## Data excerpts

=== Section Start ===

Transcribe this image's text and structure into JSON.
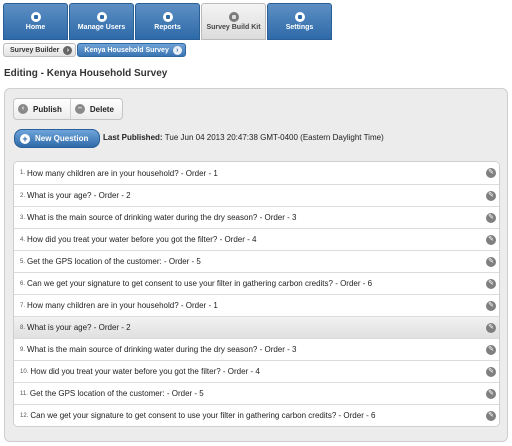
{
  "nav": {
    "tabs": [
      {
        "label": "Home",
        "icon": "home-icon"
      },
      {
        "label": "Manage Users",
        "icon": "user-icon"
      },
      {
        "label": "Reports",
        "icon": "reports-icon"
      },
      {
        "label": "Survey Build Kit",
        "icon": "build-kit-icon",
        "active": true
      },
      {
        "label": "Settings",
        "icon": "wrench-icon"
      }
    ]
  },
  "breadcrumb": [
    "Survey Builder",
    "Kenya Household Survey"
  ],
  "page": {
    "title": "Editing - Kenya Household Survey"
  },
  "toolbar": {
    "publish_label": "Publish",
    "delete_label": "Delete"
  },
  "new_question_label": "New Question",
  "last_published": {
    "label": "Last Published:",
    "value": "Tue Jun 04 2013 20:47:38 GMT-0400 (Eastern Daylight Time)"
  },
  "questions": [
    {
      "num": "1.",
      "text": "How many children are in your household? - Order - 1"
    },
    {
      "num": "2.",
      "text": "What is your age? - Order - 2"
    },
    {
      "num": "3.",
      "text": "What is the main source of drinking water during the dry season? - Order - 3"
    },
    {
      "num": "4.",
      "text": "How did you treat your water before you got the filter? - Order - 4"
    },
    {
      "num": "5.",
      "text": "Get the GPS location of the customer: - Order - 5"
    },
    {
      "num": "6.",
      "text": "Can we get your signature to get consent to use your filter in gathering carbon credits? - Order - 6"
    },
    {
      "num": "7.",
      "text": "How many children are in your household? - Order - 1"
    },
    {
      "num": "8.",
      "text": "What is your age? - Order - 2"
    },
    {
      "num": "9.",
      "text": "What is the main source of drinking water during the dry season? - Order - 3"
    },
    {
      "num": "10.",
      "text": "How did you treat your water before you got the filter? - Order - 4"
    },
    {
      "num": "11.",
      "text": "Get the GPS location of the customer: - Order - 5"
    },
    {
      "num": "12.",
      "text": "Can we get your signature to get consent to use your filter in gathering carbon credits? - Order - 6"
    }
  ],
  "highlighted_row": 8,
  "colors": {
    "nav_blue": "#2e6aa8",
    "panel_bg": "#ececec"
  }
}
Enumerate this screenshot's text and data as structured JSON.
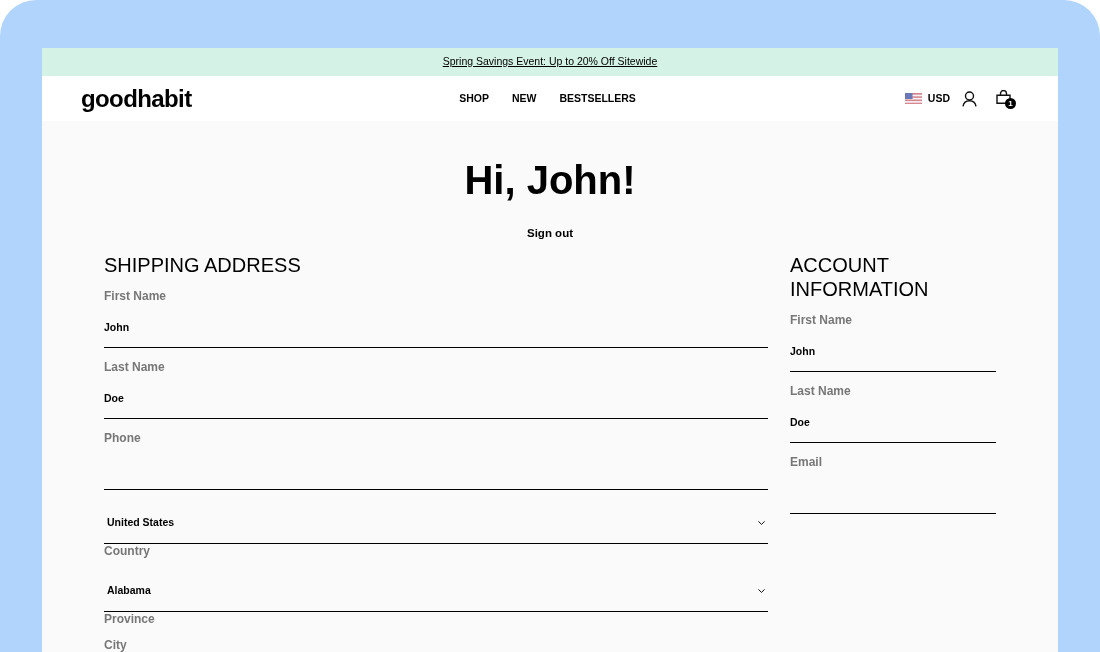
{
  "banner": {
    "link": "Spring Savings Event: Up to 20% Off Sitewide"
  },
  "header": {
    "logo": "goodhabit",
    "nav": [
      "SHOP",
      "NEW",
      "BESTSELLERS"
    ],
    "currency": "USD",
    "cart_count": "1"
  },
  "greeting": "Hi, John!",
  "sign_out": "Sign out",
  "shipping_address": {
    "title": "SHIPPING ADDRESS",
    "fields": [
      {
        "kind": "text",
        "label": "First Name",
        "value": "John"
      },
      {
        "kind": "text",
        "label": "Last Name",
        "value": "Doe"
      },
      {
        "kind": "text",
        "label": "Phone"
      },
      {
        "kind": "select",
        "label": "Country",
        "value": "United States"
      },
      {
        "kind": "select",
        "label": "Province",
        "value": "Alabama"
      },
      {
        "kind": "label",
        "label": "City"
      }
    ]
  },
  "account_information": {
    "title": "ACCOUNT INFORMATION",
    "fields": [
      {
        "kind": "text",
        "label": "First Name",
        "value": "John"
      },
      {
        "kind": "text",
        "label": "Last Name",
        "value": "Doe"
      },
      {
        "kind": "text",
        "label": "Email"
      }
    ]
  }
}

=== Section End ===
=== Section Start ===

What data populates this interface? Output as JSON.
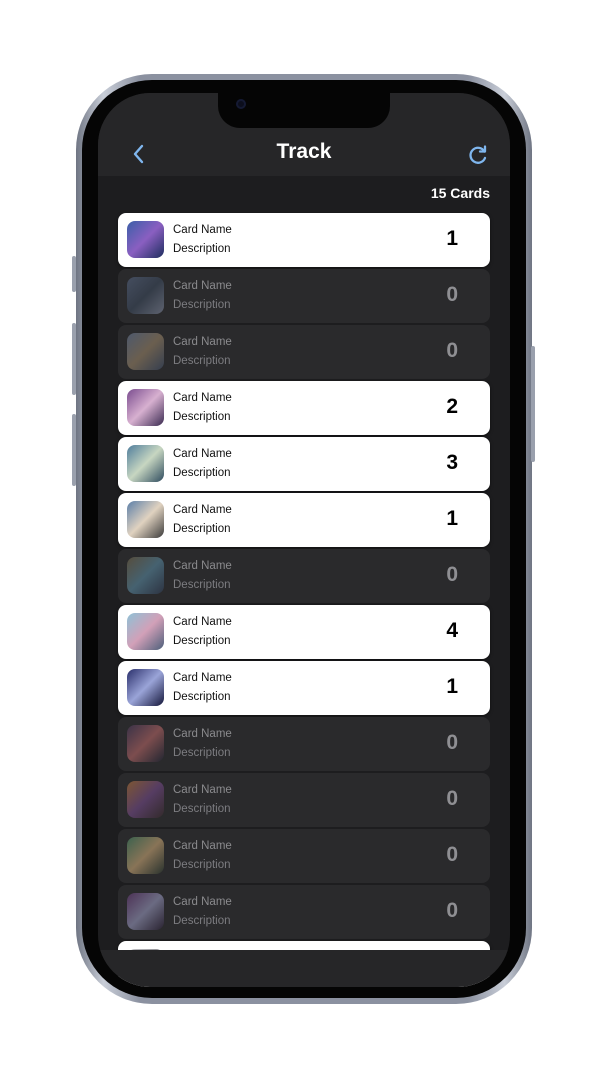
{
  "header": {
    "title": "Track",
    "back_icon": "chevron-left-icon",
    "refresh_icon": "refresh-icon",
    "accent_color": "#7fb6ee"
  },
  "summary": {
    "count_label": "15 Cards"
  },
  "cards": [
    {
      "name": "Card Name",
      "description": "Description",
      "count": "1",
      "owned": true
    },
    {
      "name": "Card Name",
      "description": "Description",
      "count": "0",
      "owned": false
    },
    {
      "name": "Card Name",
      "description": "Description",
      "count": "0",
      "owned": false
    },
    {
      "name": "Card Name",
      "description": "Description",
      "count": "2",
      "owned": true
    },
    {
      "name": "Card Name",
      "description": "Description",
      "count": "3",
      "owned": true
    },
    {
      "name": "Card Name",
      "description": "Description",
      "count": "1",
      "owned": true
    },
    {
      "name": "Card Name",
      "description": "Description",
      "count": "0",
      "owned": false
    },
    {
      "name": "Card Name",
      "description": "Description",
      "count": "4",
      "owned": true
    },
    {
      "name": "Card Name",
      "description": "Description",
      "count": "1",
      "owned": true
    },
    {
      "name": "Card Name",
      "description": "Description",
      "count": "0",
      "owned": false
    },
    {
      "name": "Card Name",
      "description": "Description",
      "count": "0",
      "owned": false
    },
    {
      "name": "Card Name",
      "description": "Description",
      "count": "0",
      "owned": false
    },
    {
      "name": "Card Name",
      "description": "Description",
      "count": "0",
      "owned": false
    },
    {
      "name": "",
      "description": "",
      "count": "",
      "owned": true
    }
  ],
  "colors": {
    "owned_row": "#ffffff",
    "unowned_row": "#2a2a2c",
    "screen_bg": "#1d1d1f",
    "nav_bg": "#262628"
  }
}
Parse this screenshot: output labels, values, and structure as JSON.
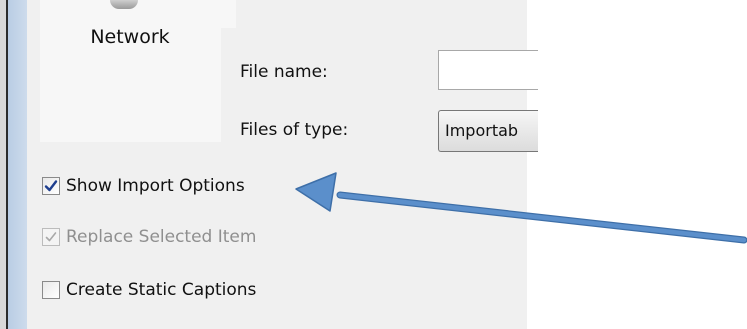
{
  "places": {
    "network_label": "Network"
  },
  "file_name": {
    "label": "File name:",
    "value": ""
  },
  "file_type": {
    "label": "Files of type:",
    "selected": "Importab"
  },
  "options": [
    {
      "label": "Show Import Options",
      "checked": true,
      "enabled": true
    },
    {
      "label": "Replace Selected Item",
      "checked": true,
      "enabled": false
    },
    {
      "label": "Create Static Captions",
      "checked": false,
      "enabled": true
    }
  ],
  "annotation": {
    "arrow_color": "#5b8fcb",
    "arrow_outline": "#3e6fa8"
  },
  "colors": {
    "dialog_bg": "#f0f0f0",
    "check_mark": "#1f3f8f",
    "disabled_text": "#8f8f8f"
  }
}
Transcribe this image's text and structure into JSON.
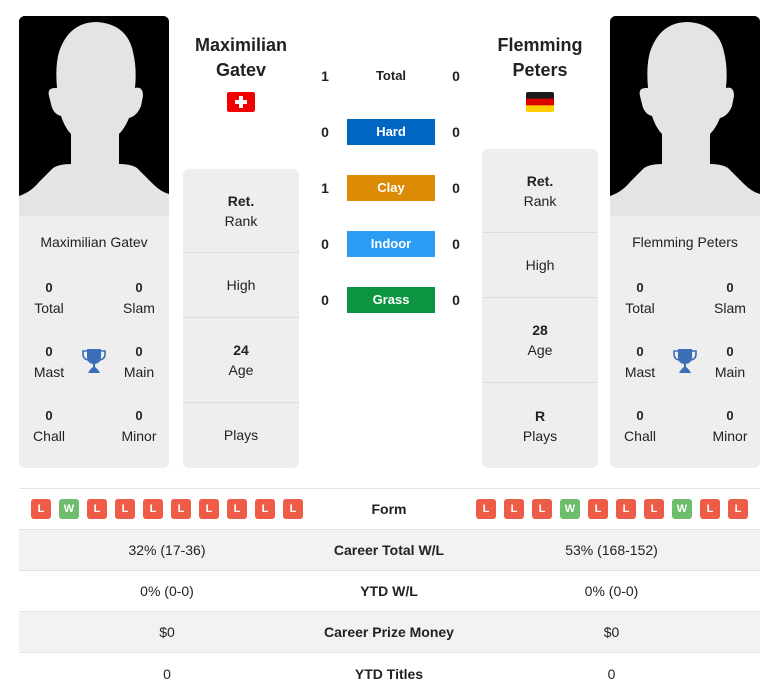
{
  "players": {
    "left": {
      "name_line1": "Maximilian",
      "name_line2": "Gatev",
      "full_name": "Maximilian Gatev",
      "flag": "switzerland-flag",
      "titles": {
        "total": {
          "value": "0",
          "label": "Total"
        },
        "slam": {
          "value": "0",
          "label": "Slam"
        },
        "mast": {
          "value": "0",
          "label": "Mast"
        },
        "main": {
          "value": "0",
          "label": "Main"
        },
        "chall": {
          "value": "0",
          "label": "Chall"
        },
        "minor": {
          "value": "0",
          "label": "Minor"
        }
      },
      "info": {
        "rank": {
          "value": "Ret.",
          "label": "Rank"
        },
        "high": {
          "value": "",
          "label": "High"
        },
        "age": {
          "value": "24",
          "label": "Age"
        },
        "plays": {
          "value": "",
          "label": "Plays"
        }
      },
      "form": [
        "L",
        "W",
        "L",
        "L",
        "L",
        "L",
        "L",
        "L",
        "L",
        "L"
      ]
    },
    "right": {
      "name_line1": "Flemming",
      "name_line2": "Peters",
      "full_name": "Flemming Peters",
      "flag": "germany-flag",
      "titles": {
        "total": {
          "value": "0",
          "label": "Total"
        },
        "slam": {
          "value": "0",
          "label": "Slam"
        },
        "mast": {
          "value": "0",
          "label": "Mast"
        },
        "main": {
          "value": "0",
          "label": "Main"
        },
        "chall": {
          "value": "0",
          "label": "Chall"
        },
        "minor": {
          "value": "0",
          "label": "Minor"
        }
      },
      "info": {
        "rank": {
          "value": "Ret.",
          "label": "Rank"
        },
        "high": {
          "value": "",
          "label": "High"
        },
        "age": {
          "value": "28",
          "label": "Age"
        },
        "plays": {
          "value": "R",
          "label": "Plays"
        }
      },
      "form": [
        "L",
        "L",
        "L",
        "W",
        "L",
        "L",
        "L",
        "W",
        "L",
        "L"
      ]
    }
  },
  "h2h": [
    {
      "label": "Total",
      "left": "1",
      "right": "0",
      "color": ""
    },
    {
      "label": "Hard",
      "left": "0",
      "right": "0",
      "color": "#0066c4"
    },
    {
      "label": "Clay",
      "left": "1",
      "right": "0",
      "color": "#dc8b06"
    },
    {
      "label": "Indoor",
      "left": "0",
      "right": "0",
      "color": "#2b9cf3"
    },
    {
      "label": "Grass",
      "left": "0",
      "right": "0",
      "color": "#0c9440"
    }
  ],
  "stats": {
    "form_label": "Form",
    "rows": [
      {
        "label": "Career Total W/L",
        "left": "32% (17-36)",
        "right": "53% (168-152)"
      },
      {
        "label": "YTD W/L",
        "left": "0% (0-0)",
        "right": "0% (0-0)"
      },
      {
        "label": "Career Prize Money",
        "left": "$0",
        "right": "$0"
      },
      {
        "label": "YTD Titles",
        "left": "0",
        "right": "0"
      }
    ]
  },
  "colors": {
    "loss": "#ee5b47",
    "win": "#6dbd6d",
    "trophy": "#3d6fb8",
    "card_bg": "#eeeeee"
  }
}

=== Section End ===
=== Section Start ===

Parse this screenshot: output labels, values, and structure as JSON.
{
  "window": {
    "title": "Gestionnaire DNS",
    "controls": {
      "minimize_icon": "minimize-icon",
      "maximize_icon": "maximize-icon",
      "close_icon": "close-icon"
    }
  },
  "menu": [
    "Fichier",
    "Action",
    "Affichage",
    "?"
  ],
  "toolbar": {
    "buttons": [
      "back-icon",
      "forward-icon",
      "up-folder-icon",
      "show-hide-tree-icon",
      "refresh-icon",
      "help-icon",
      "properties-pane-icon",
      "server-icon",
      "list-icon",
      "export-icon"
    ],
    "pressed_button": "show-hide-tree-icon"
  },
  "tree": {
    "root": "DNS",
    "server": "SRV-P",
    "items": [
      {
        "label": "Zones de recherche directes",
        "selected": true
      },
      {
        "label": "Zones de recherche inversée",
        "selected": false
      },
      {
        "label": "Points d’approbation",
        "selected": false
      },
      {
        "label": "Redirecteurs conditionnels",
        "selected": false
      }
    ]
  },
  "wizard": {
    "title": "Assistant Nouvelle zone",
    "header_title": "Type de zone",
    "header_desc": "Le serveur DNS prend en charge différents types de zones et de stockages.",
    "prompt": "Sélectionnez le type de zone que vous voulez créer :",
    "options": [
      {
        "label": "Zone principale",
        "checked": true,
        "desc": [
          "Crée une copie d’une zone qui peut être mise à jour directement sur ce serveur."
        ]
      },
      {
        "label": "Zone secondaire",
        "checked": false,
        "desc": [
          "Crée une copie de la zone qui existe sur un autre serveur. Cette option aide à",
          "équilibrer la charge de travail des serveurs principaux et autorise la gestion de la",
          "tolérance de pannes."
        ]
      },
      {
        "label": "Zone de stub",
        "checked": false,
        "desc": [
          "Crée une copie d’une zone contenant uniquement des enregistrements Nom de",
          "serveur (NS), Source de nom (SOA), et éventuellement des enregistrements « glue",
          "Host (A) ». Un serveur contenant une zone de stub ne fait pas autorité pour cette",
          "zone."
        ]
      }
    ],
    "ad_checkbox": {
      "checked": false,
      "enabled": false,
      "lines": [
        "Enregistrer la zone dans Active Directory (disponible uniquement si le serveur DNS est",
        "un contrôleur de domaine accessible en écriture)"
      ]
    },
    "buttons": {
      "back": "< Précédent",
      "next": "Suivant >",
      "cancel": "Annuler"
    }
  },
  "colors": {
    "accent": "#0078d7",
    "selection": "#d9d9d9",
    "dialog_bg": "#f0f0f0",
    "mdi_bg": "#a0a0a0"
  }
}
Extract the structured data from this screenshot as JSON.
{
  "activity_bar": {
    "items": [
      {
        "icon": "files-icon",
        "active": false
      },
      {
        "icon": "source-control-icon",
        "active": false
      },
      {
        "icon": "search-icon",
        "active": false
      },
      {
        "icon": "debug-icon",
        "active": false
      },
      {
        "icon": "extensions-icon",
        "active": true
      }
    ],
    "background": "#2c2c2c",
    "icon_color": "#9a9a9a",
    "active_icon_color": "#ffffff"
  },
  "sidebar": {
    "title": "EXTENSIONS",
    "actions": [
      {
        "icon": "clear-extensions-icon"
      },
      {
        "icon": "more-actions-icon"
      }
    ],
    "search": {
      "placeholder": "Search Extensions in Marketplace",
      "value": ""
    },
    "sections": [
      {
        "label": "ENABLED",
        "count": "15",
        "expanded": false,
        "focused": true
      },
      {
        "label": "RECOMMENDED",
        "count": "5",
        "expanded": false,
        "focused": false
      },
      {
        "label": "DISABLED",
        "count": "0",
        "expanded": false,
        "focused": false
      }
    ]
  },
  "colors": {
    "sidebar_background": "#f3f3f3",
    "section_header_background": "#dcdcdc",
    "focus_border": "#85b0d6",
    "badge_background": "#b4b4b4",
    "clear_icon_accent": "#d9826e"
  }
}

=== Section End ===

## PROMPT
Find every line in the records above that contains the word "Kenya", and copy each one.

## SOLUTION
    "Kenya Household Survey"
    "title": "Editing - Kenya Household Survey"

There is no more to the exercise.